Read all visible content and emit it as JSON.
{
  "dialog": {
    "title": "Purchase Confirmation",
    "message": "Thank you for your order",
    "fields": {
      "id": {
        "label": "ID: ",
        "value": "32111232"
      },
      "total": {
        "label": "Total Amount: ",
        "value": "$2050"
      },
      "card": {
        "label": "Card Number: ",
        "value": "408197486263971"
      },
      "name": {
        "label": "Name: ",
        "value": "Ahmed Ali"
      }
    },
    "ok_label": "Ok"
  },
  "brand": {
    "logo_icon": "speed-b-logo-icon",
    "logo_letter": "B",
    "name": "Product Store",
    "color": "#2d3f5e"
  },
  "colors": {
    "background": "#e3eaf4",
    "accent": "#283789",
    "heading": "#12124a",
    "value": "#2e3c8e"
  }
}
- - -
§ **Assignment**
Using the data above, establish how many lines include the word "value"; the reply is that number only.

§ **Task answer**
5